For her fictional debut, acclaimed historian Stella Tillyard has chosen to focus on a three-year period from early 1812 to the summer of 1815 – the final third of the Peninsula War and its aftermath. It is a brave act. For while there are few widely-read accounts of the Regency – its politics, economics, social and cultural developments – it is a period that readers and television viewers believe they know well. Jane Austen-meets-Sharpe with a dollop of Vanity Fair. Hovering over everything is the lengthy shadow of Georgette Heyer, whose historical romances bring the period to life through page-turner plots and an encyclopaedic knowledge of changing fashions in gloves.
Tillyard is no Heyer. Nor in fairness is Heyer-style romance her aim. Tides of War, subtitled "a novel of the Peninsula War", is as much portrait as novel. Its enthusiasms are those of the historian not the historical novelist. The plot's many offshoots embrace experiments in blood transfusion, the early history of domestic gas lighting and the origins of the Rothschild banking empire. Unlike Heyer's dexterity with the cut of a pelisse or the springs of a phaeton, these areas of inquiry are more than period colour added to bestow a gloss of authenticity: they contribute to the very fabric of the novel.
Tides of War is a panoramic snapshot of a troubled and troubling instant. It depicts a world on the brink of change, malleable to the determination of inventors and financiers, emerging from the cauldron of a Europe-wide war. As it must have appeared to its contemporaries, this is a much more unsettling vision than that served up in Heyer's novels or a glut of Austen adaptations.
That Tillyard has researched deeply and uses her material with relish is, in her first novel, simultaneously both her strength and her weakness. For the prominence of such incursions of "real" history, and the vividness of its presentation, cast into shadow the novel's central fictional goings-on: the story of newlyweds Harriet Raven and her soldier husband James.
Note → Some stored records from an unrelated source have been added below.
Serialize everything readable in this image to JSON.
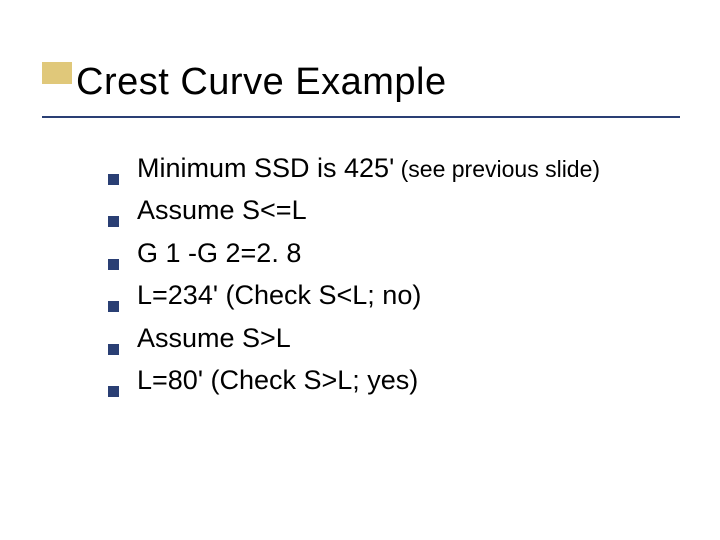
{
  "slide": {
    "title": "Crest Curve Example",
    "bullets": [
      {
        "text": "Minimum SSD is 425'",
        "note": " (see previous slide)"
      },
      {
        "text": "Assume S<=L",
        "note": ""
      },
      {
        "text": "G 1 -G 2=2. 8",
        "note": ""
      },
      {
        "text": "L=234' (Check S<L; no)",
        "note": ""
      },
      {
        "text": "Assume S>L",
        "note": ""
      },
      {
        "text": "L=80' (Check S>L; yes)",
        "note": ""
      }
    ]
  }
}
Harriet is a free spirit – a young woman of appealingly unorthodox appearance, with an interest in chemistry and a facility for Shakespearean quotations. James is a broad back destined to wear regimentals. So far, so Heyer. But whereas Heyer's unconventional heroines leap from the page, Harriet is oddly uninvolving. As Tillyard herself comments, "Why did she seem to disappear... just when he needed her most; why was there no seabed within her, no plateau on which he could rest?" Both Harriet and James are too insubstantial to carry a narrative as wide-ranging as Tillyard's, and the laurels of Tides of War fall to fictionalisations of real people – Kitty, Lady Wellington, and Nathan Rothschild.
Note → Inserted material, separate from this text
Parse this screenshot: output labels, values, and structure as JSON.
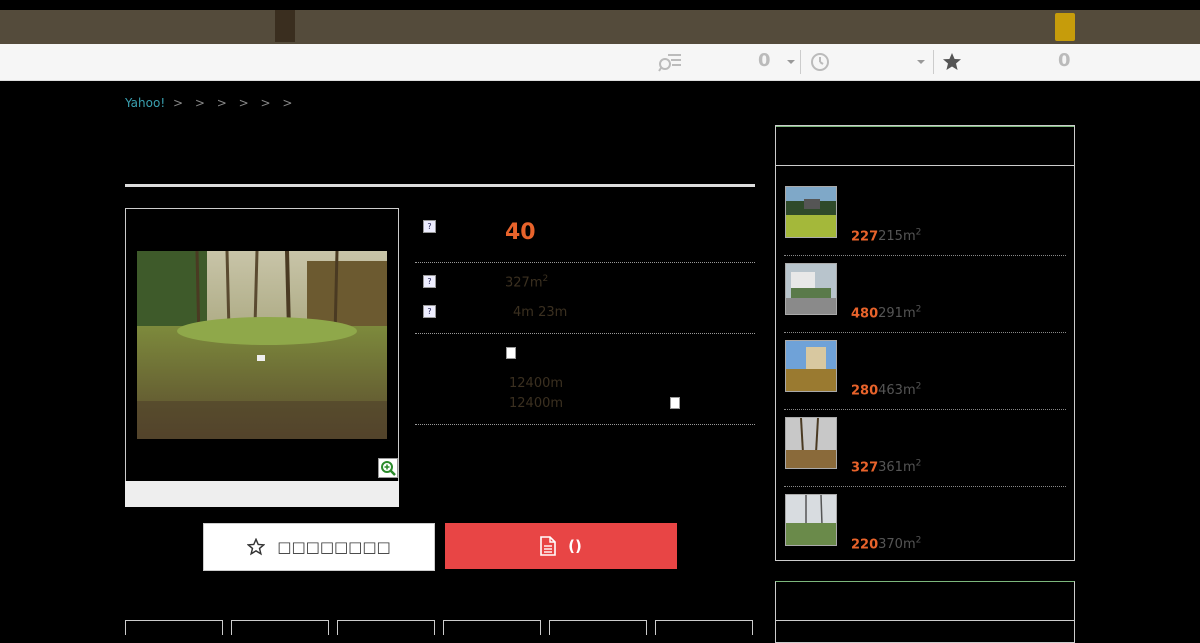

Ultimately this may be unimportant. Tides of War is elegantly written, with passages of verve and, on occasion, poignancy. It is not on a par with Tillyard's works of biography, but it is only a beginning. Another historical novel is on its way.
Matthew Dennison's 'Empress of Rome: the life of Livia' is published by Quercus